When I did a raw vegan diet experiment and tracked my spending I was shocked and seemingly justified my frugal thinking; in a bid to not only save my bank account I swung around and challenged myself to spend only $30 on food in a month - creating a strong contrast to the physical effects of a clean diet. This comparison would give me the knowledge of if it is even worth it.
My friends, your health is always worth it - even if a minor improvement is disproportionately expensive. But what if there was a way to eat a healthy diet for a low cost?
Does it count as clickbait if it is a sub-heading?
Throughout history (I am no historian) there are many examples of the poorer population eating more healthily (by todays standards) than the aristocracy. Being overweight was a sign of wealth, having black rotten teeth meant you could afford the exotic export of sugar cane. Meanwhile the peasants worked the land and ate what they could - let's rephrase that - peasants ate locally grown, fresh, organic produce.
Since then, farming practices have only gotten more effective - however the vast majority of that advancement (and depending on what country you're in some tax resources) is now being used to feed an entirely different species - livestock. We have gotten so good at growing plants that we can make urban farms and aquaponic greenhouses - businesses that only exist due to the growing demand for... locally grown, fresh, organic produce. So why are we using such advanced technology to eat like medieval peasants?!
Health, Expense, CONVENIENCE
The analogy with peasants falls apart in the modern world because of a new value we place on food: convenience. Many cultures today emphasize productivity and efficiency, however it wasn't until the last century that the traditional vegetable patch in the garden became forgotten. Perhaps it's time to remember it.

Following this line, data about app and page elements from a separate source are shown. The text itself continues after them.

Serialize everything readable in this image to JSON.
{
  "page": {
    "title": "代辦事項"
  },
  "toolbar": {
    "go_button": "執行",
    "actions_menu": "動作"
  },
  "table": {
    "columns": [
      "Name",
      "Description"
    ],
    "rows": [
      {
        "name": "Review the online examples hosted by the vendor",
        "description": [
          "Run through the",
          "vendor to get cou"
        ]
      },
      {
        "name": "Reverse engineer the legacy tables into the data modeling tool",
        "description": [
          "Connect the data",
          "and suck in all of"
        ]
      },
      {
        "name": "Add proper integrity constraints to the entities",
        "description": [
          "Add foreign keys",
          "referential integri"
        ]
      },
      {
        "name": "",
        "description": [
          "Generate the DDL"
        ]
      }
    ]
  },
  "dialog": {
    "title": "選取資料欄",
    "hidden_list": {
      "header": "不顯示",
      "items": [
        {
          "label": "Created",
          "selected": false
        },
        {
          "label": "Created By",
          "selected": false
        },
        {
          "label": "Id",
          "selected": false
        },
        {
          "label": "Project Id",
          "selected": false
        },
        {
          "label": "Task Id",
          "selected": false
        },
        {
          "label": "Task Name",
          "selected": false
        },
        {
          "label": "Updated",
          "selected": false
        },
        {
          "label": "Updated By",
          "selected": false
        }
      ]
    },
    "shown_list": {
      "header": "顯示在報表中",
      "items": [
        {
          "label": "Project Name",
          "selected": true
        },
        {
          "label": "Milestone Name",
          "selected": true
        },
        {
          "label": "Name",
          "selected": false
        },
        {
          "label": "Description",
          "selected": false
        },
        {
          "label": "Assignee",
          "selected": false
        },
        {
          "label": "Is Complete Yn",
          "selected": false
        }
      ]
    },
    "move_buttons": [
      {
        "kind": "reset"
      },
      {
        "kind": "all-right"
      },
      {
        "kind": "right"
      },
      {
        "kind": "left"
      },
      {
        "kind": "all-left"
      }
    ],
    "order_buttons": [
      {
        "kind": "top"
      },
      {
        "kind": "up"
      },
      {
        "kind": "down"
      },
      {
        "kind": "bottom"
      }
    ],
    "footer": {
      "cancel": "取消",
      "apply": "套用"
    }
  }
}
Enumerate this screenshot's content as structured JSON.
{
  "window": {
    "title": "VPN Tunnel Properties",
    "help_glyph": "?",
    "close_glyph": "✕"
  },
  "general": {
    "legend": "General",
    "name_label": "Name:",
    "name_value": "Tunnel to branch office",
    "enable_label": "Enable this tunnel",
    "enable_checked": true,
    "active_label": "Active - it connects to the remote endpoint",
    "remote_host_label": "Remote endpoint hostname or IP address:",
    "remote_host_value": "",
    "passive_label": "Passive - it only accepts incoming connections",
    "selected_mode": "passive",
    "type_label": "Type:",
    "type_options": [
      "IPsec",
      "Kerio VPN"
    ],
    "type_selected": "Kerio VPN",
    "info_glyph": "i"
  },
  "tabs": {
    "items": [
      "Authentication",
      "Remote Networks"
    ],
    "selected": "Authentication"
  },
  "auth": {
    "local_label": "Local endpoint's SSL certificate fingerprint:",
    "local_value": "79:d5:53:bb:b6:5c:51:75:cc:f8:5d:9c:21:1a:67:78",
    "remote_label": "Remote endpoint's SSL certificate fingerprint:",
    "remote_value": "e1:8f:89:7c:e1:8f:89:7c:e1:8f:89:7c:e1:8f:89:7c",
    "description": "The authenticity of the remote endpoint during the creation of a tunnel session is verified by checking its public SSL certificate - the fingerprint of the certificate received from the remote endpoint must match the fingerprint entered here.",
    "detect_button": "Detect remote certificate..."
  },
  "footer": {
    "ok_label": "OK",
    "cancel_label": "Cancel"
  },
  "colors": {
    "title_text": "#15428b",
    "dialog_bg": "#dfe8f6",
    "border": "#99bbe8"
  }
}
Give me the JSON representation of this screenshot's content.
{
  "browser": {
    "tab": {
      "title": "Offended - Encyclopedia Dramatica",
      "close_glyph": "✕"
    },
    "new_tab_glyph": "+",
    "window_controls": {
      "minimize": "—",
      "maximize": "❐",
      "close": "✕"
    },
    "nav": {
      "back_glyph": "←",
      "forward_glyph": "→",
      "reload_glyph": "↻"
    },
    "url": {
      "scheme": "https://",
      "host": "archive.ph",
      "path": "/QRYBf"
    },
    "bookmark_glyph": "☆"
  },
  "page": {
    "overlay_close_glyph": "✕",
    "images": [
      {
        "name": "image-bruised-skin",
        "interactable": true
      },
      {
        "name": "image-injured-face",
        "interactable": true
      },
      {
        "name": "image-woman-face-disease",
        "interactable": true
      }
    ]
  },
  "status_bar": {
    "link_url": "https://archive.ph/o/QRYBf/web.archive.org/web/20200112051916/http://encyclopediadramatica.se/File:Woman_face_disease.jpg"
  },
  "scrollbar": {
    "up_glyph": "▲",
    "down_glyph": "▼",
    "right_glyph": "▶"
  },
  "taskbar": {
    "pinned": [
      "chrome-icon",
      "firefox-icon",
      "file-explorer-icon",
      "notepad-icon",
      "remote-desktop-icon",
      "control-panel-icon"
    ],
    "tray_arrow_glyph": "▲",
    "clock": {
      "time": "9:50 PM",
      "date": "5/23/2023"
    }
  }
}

Going back to my diet experiments I always knew that raw veganism would be expensive but what I didn't expect was just how damn long it would take to stock up and prepare all that produce; ultimately, convenience is why I stopped the diet, I couldn't keep up when classes started again! But when I tried cheap diet I had to get creative, I had to forage and grow food if I didn't want to literally eat only rice (and beans, if I was lucky)!
This new focus on convenience has limited us and formed an 'iron triangle' between health, cost, and convenience in which one cannot be increased or decreased without having the opposite effect on at least one other aspect; we all know that cheap and convenient food is going to be awful for one's health. The problem is when we say buying healthful foods cost too much its because we aren't aware of the option to reduce convenience - there is a tendency to imagine lifestyle changes in isolation, for example in the past when I've had the courage and motivation to eat a more healthy diet my eye's scan the price-tags at the supermarket I go to every week, I sigh and keep on moving. But what about other supermarkets? Farmers markets even? What if I grow my own food...?
I know that when I started to actually explore these options it is only the initial change that is inconvenient, in-fact exploring the asian markets and growing my own food became fun and interesting, but we don't know until we make the leap.